Each record must be printed again exactly as it appears.
** Information provided follows **
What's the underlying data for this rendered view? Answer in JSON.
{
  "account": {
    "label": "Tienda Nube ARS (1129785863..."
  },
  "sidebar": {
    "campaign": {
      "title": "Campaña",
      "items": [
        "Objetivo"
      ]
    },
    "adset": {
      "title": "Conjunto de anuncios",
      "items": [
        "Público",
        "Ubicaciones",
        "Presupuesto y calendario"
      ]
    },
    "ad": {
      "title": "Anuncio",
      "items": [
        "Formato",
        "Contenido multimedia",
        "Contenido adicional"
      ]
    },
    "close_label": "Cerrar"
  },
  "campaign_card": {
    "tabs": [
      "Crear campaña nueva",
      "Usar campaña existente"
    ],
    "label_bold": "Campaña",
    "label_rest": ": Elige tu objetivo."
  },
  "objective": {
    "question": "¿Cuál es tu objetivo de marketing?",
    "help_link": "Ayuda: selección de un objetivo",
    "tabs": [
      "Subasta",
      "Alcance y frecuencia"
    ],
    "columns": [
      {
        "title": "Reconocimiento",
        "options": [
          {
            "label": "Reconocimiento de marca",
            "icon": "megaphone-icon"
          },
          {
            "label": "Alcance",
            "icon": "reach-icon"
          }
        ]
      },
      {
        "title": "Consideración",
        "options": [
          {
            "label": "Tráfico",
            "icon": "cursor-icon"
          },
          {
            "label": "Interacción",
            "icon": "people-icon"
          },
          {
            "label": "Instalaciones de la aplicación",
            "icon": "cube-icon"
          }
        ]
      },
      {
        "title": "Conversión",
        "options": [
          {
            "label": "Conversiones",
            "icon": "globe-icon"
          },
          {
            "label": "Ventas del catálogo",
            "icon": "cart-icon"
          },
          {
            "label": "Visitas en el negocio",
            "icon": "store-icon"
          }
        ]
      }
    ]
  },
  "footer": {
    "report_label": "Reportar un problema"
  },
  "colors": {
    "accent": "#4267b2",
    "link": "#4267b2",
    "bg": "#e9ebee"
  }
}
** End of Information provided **
■ Result ■
What's the underlying data for this rendered view? Answer in JSON.
{
  "account": {
    "label": "Tienda Nube ARS (1129785863..."
  },
  "sidebar": {
    "campaign": {
      "title": "Campaña",
      "items": [
        "Objetivo"
      ]
    },
    "adset": {
      "title": "Conjunto de anuncios",
      "items": [
        "Público",
        "Ubicaciones",
        "Presupuesto y calendario"
      ]
    },
    "ad": {
      "title": "Anuncio",
      "items": [
        "Formato",
        "Contenido multimedia",
        "Contenido adicional"
      ]
    },
    "close_label": "Cerrar"
  },
  "campaign_card": {
    "tabs": [
      "Crear campaña nueva",
      "Usar campaña existente"
    ],
    "label_bold": "Campaña",
    "label_rest": ": Elige tu objetivo."
  },
  "objective": {
    "question": "¿Cuál es tu objetivo de marketing?",
    "help_link": "Ayuda: selección de un objetivo",
    "tabs": [
      "Subasta",
      "Alcance y frecuencia"
    ],
    "columns": [
      {
        "title": "Reconocimiento",
        "options": [
          {
            "label": "Reconocimiento de marca",
            "icon": "megaphone-icon"
          },
          {
            "label": "Alcance",
            "icon": "reach-icon"
          }
        ]
      },
      {
        "title": "Consideración",
        "options": [
          {
            "label": "Tráfico",
            "icon": "cursor-icon"
          },
          {
            "label": "Interacción",
            "icon": "people-icon"
          },
          {
            "label": "Instalaciones de la aplicación",
            "icon": "cube-icon"
          }
        ]
      },
      {
        "title": "Conversión",
        "options": [
          {
            "label": "Conversiones",
            "icon": "globe-icon"
          },
          {
            "label": "Ventas del catálogo",
            "icon": "cart-icon"
          },
          {
            "label": "Visitas en el negocio",
            "icon": "store-icon"
          }
        ]
      }
    ]
  },
  "footer": {
    "report_label": "Reportar un problema"
  },
  "colors": {
    "accent": "#4267b2",
    "link": "#4267b2",
    "bg": "#e9ebee"
  }
}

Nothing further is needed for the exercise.